One was just days from her 40th birthday when she came to Fountain Valley Regional Hospital and Medical Center, weak and barely able to speak. The hospital has a specialized team of physicians who treat strokes, but they were unsure of this woman’s prognosis.
Dr. Tim Korber, who saw the mother of two in the emergency room, said her left side was “not working at all.”
The jammed vessel behind her right eye was tiny. The veteran doctor braced himself for a loss.
Strokes are potentially devastating, frequently fatal and commonly occurring “brain attacks,” typically caused when a blood clot forms anywhere in the body, breaks free and travels to the brain, where it becomes lodged.
Without blood flow, the brain becomes starved of oxygen. Survivors often lose limb function and have permanent speech impediments. The most severe side effect is being “locked in,” remaining conscious and cognitively unimpaired but mute and fully paralyzed except for eye movement.
Korber thought the woman before him could die. Instead, just a few weeks later, she was one of the nine stroke survivors who returned to the hospital to accept a rose symbolizing and celebrating endurance and joy.
Doctors like Korber triage patients, aware that time is of the essence when treating stroke, and colleagues like Dr. Hamed Farid do the delicate, cutting-edge work to restore blood flow.
Farid is Fountain Valley Regional’s medical director of neurointerventional radiology.
“It’s just a fancy word for brain plumber,” he said. “I go in the brain and suck a clot out, or if there’s an aneurysm rupture, plug up the hole.”

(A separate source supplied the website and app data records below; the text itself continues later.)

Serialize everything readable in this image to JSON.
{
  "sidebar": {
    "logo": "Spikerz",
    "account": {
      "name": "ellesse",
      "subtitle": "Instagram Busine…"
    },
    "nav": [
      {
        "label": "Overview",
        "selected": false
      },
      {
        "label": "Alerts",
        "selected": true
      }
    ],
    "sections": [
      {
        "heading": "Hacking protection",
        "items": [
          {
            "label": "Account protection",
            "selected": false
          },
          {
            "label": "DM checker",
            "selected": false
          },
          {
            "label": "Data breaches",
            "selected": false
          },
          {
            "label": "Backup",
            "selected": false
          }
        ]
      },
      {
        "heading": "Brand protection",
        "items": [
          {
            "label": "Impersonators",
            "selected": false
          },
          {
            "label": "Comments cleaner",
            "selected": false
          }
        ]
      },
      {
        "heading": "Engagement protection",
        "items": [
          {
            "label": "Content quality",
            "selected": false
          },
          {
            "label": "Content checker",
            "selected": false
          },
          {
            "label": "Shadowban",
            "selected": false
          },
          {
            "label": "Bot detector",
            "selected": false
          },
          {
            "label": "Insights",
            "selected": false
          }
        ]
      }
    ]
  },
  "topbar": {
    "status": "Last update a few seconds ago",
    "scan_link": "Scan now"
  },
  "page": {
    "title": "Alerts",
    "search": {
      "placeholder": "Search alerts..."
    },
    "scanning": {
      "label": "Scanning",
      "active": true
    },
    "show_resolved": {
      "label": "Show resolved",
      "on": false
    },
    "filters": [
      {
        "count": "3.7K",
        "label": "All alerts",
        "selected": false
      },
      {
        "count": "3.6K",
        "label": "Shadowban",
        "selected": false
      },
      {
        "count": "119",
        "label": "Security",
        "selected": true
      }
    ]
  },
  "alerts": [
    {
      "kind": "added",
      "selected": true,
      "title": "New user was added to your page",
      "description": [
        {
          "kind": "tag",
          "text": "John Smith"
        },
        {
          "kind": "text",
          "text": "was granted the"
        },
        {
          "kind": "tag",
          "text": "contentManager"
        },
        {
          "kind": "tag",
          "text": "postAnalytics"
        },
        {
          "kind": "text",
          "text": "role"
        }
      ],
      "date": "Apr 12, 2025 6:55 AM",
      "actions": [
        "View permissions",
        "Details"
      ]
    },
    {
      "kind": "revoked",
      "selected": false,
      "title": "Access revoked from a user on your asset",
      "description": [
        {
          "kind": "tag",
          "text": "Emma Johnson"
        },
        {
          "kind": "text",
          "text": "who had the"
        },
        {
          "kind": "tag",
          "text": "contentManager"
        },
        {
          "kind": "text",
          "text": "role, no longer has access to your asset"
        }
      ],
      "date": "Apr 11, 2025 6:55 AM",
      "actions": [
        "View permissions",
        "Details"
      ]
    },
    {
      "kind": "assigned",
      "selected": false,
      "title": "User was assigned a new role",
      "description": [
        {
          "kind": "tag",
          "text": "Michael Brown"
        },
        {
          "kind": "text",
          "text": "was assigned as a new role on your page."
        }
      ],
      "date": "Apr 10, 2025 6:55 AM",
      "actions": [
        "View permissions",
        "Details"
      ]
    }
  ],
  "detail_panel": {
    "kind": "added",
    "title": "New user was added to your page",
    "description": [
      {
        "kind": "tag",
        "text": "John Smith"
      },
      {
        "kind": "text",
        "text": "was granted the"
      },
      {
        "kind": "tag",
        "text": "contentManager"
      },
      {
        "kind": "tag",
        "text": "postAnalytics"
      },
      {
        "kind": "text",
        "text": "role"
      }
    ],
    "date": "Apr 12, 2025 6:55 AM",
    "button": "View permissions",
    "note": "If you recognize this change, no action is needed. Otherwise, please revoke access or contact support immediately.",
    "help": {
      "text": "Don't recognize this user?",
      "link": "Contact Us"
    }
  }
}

A stroke happens in the U.S. every 40 seconds. About 13% are hemorrhagic, the result of bleeding. Aneurysms, when a weakened vessel balloons and breaks, are hemorrhagic.
The vast majority are ischemic strokes, where the blood clots become wedged in brain vessels. Ischemic strokes are the No. 1 cause of adult disability, the second-leading cause of death worldwide and the fifth-leading cause of death in the United States, according to the American Stroke Assn.
A stroke in the basilar artery of the brainstem is the most likely to cause death or major disability, but all are serious. Every minute without oxygen kills 2 million neurons, or brain cells.
Farid said every hour without treatment takes 3.6 years off a patient’s life, with the average stroke cutting out 36 years of life — meaning the typical stroke goes 10 hours before treatment.
People of all ages have strokes. The youngest Farid has treated was 6.
His plan of counter-attack is a minimally invasive procedure where he feeds a wire and catheter into the patient’s brain via an incision in a groin artery. Tracking his progress through X-rays, he maneuvers the retrieval device into the choked-off vessel in the brain and places a stent. The stent opens and grabs the clot, which he pulls out, restoring blood flow. The process takes about 15 to 20 minutes.
Blood vessels in the brain are tiny and fragile, about 2 to 3 millimeters in diameter and of thinner composition than other vessels, with less lining.
But with modern technology, patients are more likely to survive without the obvious “neurological deficits,” Farid said.
Delia Estrada is one of them.
She spent April 25 doing errands. While at a Kinko’s copy shop, she developed blurred vision and felt drunk.
She returned to her Santa Ana home and lay on the couch. She was aware of her risk factors for stroke. Estrada has a blood clotting disorder and has survived two pulmonary embolisms. She takes blood thinners but those didn’t stop this stroke or a “mini-stroke” she suffered a few months prior.
She stubbornly told her husband that she was fine. Then she stood up and crashed into a table.
She took a Lyft to Fountain Valley Regional.
“Do not let me be a vegetable,” she told Oscar, her husband of 22 years.
Another member of the stroke team, Dr. Aaron Bress, removed the clot. A little more than a month later, Estrada accepted her survivor’s rose.
Korber, the E.R. doctor, told the people gathered for the May 31 ceremony how he thought Estrada might not make it.
She said her left hand doesn’t feel pain. It feels like it’s asleep. This is the only lingering effect she reported.
“I’m grateful,” she said, “for every day that I breathe.”